Work request
If an entry holds a picture, drop the picture but restate the entry word for word.

----

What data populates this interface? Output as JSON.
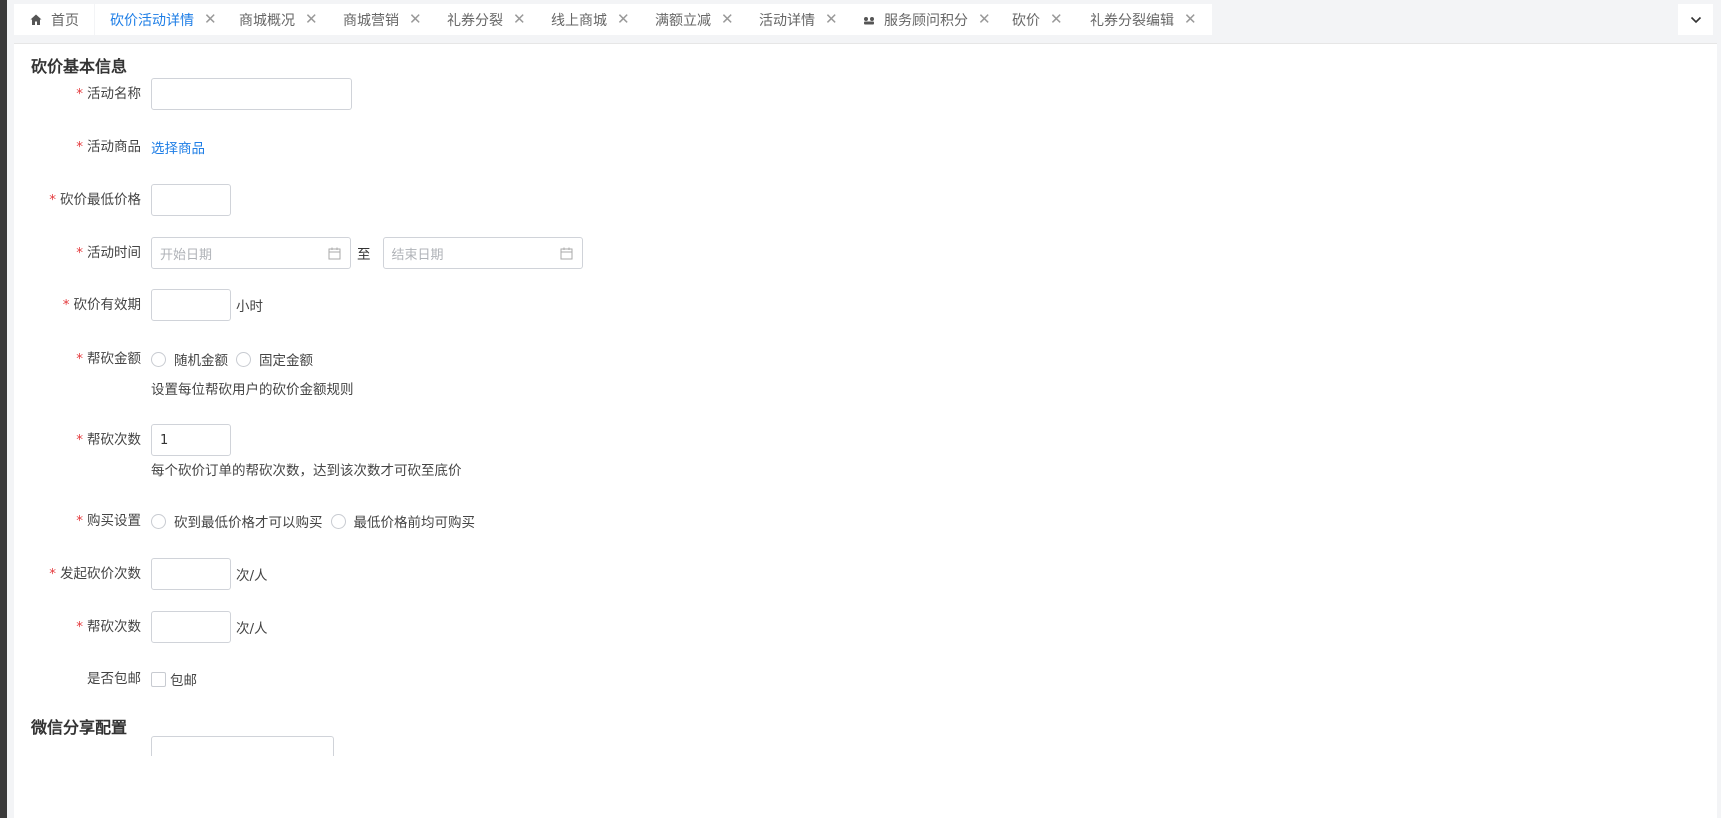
{
  "tabs": [
    {
      "label": "首页",
      "icon": "home-icon",
      "closable": false,
      "active": false
    },
    {
      "label": "砍价活动详情",
      "closable": true,
      "active": true
    },
    {
      "label": "商城概况",
      "closable": true,
      "active": false
    },
    {
      "label": "商城营销",
      "closable": true,
      "active": false
    },
    {
      "label": "礼券分裂",
      "closable": true,
      "active": false
    },
    {
      "label": "线上商城",
      "closable": true,
      "active": false
    },
    {
      "label": "满额立减",
      "closable": true,
      "active": false
    },
    {
      "label": "活动详情",
      "closable": true,
      "active": false
    },
    {
      "label": "服务顾问积分",
      "icon": "service-icon",
      "closable": true,
      "active": false
    },
    {
      "label": "砍价",
      "closable": true,
      "active": false
    },
    {
      "label": "礼券分裂编辑",
      "closable": true,
      "active": false
    }
  ],
  "close_glyph": "✕",
  "colors": {
    "accent": "#1e7ee6",
    "required": "#e4393c"
  },
  "section1_title": "砍价基本信息",
  "section2_title": "微信分享配置",
  "form": {
    "activity_name": {
      "label": "活动名称",
      "value": ""
    },
    "activity_goods": {
      "label": "活动商品",
      "link": "选择商品"
    },
    "min_price": {
      "label": "砍价最低价格",
      "value": ""
    },
    "activity_time": {
      "label": "活动时间",
      "start_placeholder": "开始日期",
      "end_placeholder": "结束日期",
      "separator": "至"
    },
    "validity": {
      "label": "砍价有效期",
      "value": "",
      "unit": "小时"
    },
    "help_amount": {
      "label": "帮砍金额",
      "options": [
        "随机金额",
        "固定金额"
      ],
      "hint": "设置每位帮砍用户的砍价金额规则"
    },
    "help_times": {
      "label": "帮砍次数",
      "value": "1",
      "hint": "每个砍价订单的帮砍次数，达到该次数才可砍至底价"
    },
    "purchase": {
      "label": "购买设置",
      "options": [
        "砍到最低价格才可以购买",
        "最低价格前均可购买"
      ]
    },
    "initiate_times": {
      "label": "发起砍价次数",
      "value": "",
      "unit": "次/人"
    },
    "help_times2": {
      "label": "帮砍次数",
      "value": "",
      "unit": "次/人"
    },
    "free_shipping": {
      "label": "是否包邮",
      "option": "包邮",
      "checked": false
    }
  }
}
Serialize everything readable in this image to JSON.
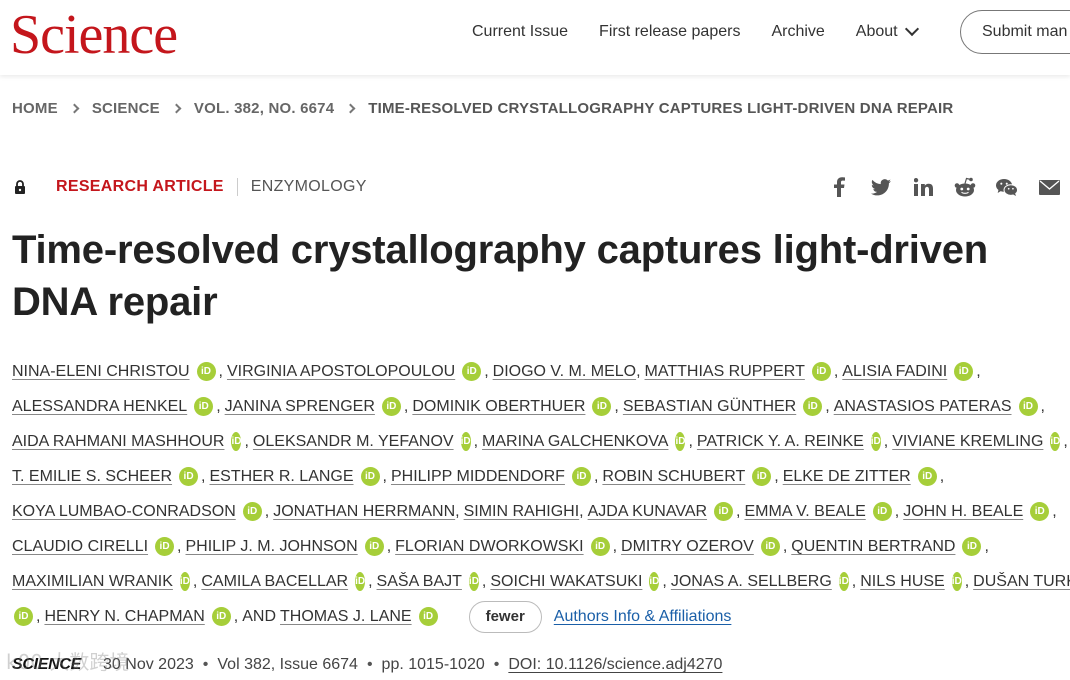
{
  "header": {
    "logo_text": "Science",
    "nav": [
      "Current Issue",
      "First release papers",
      "Archive"
    ],
    "about_label": "About",
    "submit_label": "Submit man"
  },
  "breadcrumb": [
    "HOME",
    "SCIENCE",
    "VOL. 382, NO. 6674",
    "TIME-RESOLVED CRYSTALLOGRAPHY CAPTURES LIGHT-DRIVEN DNA REPAIR"
  ],
  "article": {
    "type": "RESEARCH ARTICLE",
    "subject": "ENZYMOLOGY",
    "title_line1": "Time-resolved crystallography captures light-driven",
    "title_line2": "DNA repair",
    "share_icons": [
      "facebook-icon",
      "twitter-icon",
      "linkedin-icon",
      "reddit-icon",
      "wechat-icon",
      "email-icon"
    ]
  },
  "authors": [
    [
      "NINA-ELENI CHRISTOU",
      "VIRGINIA APOSTOLOPOULOU",
      "DIOGO V. M. MELO",
      "MATTHIAS RUPPERT",
      "ALISIA FADINI"
    ],
    [
      "ALESSANDRA HENKEL",
      "JANINA SPRENGER",
      "DOMINIK OBERTHUER",
      "SEBASTIAN GÜNTHER",
      "ANASTASIOS PATERAS"
    ],
    [
      "AIDA RAHMANI MASHHOUR",
      "OLEKSANDR M. YEFANOV",
      "MARINA GALCHENKOVA",
      "PATRICK Y. A. REINKE",
      "VIVIANE KREMLING"
    ],
    [
      "T. EMILIE S. SCHEER",
      "ESTHER R. LANGE",
      "PHILIPP MIDDENDORF",
      "ROBIN SCHUBERT",
      "ELKE DE ZITTER"
    ],
    [
      "KOYA LUMBAO-CONRADSON",
      "JONATHAN HERRMANN",
      "SIMIN RAHIGHI",
      "AJDA KUNAVAR",
      "EMMA V. BEALE",
      "JOHN H. BEALE"
    ],
    [
      "CLAUDIO CIRELLI",
      "PHILIP J. M. JOHNSON",
      "FLORIAN DWORKOWSKI",
      "DMITRY OZEROV",
      "QUENTIN BERTRAND"
    ],
    [
      "MAXIMILIAN WRANIK",
      "CAMILA BACELLAR",
      "SAŠA BAJT",
      "SOICHI WAKATSUKI",
      "JONAS A. SELLBERG",
      "NILS HUSE",
      "DUŠAN TURK"
    ],
    [
      "HENRY N. CHAPMAN",
      "THOMAS J. LANE"
    ]
  ],
  "orcid_text": "iD",
  "and_label": "AND",
  "fewer_label": "fewer",
  "affiliations_label": "Authors Info & Affiliations",
  "citation": {
    "journal": "SCIENCE",
    "date": "30 Nov 2023",
    "volume": "Vol 382, Issue 6674",
    "pages": "pp. 1015-1020",
    "doi": "DOI: 10.1126/science.adj4270"
  },
  "watermark": "k00 大数跨境"
}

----

Answer for this exercise
What data populates this interface? Output as JSON.
{
  "tabs": [
    {
      "label": "首页",
      "icon": "home-icon",
      "closable": false,
      "active": false
    },
    {
      "label": "砍价活动详情",
      "closable": true,
      "active": true
    },
    {
      "label": "商城概况",
      "closable": true,
      "active": false
    },
    {
      "label": "商城营销",
      "closable": true,
      "active": false
    },
    {
      "label": "礼券分裂",
      "closable": true,
      "active": false
    },
    {
      "label": "线上商城",
      "closable": true,
      "active": false
    },
    {
      "label": "满额立减",
      "closable": true,
      "active": false
    },
    {
      "label": "活动详情",
      "closable": true,
      "active": false
    },
    {
      "label": "服务顾问积分",
      "icon": "service-icon",
      "closable": true,
      "active": false
    },
    {
      "label": "砍价",
      "closable": true,
      "active": false
    },
    {
      "label": "礼券分裂编辑",
      "closable": true,
      "active": false
    }
  ],
  "close_glyph": "✕",
  "colors": {
    "accent": "#1e7ee6",
    "required": "#e4393c"
  },
  "section1_title": "砍价基本信息",
  "section2_title": "微信分享配置",
  "form": {
    "activity_name": {
      "label": "活动名称",
      "value": ""
    },
    "activity_goods": {
      "label": "活动商品",
      "link": "选择商品"
    },
    "min_price": {
      "label": "砍价最低价格",
      "value": ""
    },
    "activity_time": {
      "label": "活动时间",
      "start_placeholder": "开始日期",
      "end_placeholder": "结束日期",
      "separator": "至"
    },
    "validity": {
      "label": "砍价有效期",
      "value": "",
      "unit": "小时"
    },
    "help_amount": {
      "label": "帮砍金额",
      "options": [
        "随机金额",
        "固定金额"
      ],
      "hint": "设置每位帮砍用户的砍价金额规则"
    },
    "help_times": {
      "label": "帮砍次数",
      "value": "1",
      "hint": "每个砍价订单的帮砍次数，达到该次数才可砍至底价"
    },
    "purchase": {
      "label": "购买设置",
      "options": [
        "砍到最低价格才可以购买",
        "最低价格前均可购买"
      ]
    },
    "initiate_times": {
      "label": "发起砍价次数",
      "value": "",
      "unit": "次/人"
    },
    "help_times2": {
      "label": "帮砍次数",
      "value": "",
      "unit": "次/人"
    },
    "free_shipping": {
      "label": "是否包邮",
      "option": "包邮",
      "checked": false
    }
  }
}
Serialize everything readable in this image to JSON.
{
  "header": {
    "logo_text": "Science",
    "nav": [
      "Current Issue",
      "First release papers",
      "Archive"
    ],
    "about_label": "About",
    "submit_label": "Submit man"
  },
  "breadcrumb": [
    "HOME",
    "SCIENCE",
    "VOL. 382, NO. 6674",
    "TIME-RESOLVED CRYSTALLOGRAPHY CAPTURES LIGHT-DRIVEN DNA REPAIR"
  ],
  "article": {
    "type": "RESEARCH ARTICLE",
    "subject": "ENZYMOLOGY",
    "title_line1": "Time-resolved crystallography captures light-driven",
    "title_line2": "DNA repair",
    "share_icons": [
      "facebook-icon",
      "twitter-icon",
      "linkedin-icon",
      "reddit-icon",
      "wechat-icon",
      "email-icon"
    ]
  },
  "authors": [
    [
      "NINA-ELENI CHRISTOU",
      "VIRGINIA APOSTOLOPOULOU",
      "DIOGO V. M. MELO",
      "MATTHIAS RUPPERT",
      "ALISIA FADINI"
    ],
    [
      "ALESSANDRA HENKEL",
      "JANINA SPRENGER",
      "DOMINIK OBERTHUER",
      "SEBASTIAN GÜNTHER",
      "ANASTASIOS PATERAS"
    ],
    [
      "AIDA RAHMANI MASHHOUR",
      "OLEKSANDR M. YEFANOV",
      "MARINA GALCHENKOVA",
      "PATRICK Y. A. REINKE",
      "VIVIANE KREMLING"
    ],
    [
      "T. EMILIE S. SCHEER",
      "ESTHER R. LANGE",
      "PHILIPP MIDDENDORF",
      "ROBIN SCHUBERT",
      "ELKE DE ZITTER"
    ],
    [
      "KOYA LUMBAO-CONRADSON",
      "JONATHAN HERRMANN",
      "SIMIN RAHIGHI",
      "AJDA KUNAVAR",
      "EMMA V. BEALE",
      "JOHN H. BEALE"
    ],
    [
      "CLAUDIO CIRELLI",
      "PHILIP J. M. JOHNSON",
      "FLORIAN DWORKOWSKI",
      "DMITRY OZEROV",
      "QUENTIN BERTRAND"
    ],
    [
      "MAXIMILIAN WRANIK",
      "CAMILA BACELLAR",
      "SAŠA BAJT",
      "SOICHI WAKATSUKI",
      "JONAS A. SELLBERG",
      "NILS HUSE",
      "DUŠAN TURK"
    ],
    [
      "HENRY N. CHAPMAN",
      "THOMAS J. LANE"
    ]
  ],
  "orcid_text": "iD",
  "and_label": "AND",
  "fewer_label": "fewer",
  "affiliations_label": "Authors Info & Affiliations",
  "citation": {
    "journal": "SCIENCE",
    "date": "30 Nov 2023",
    "volume": "Vol 382, Issue 6674",
    "pages": "pp. 1015-1020",
    "doi": "DOI: 10.1126/science.adj4270"
  },
  "watermark": "k00 大数跨境"
}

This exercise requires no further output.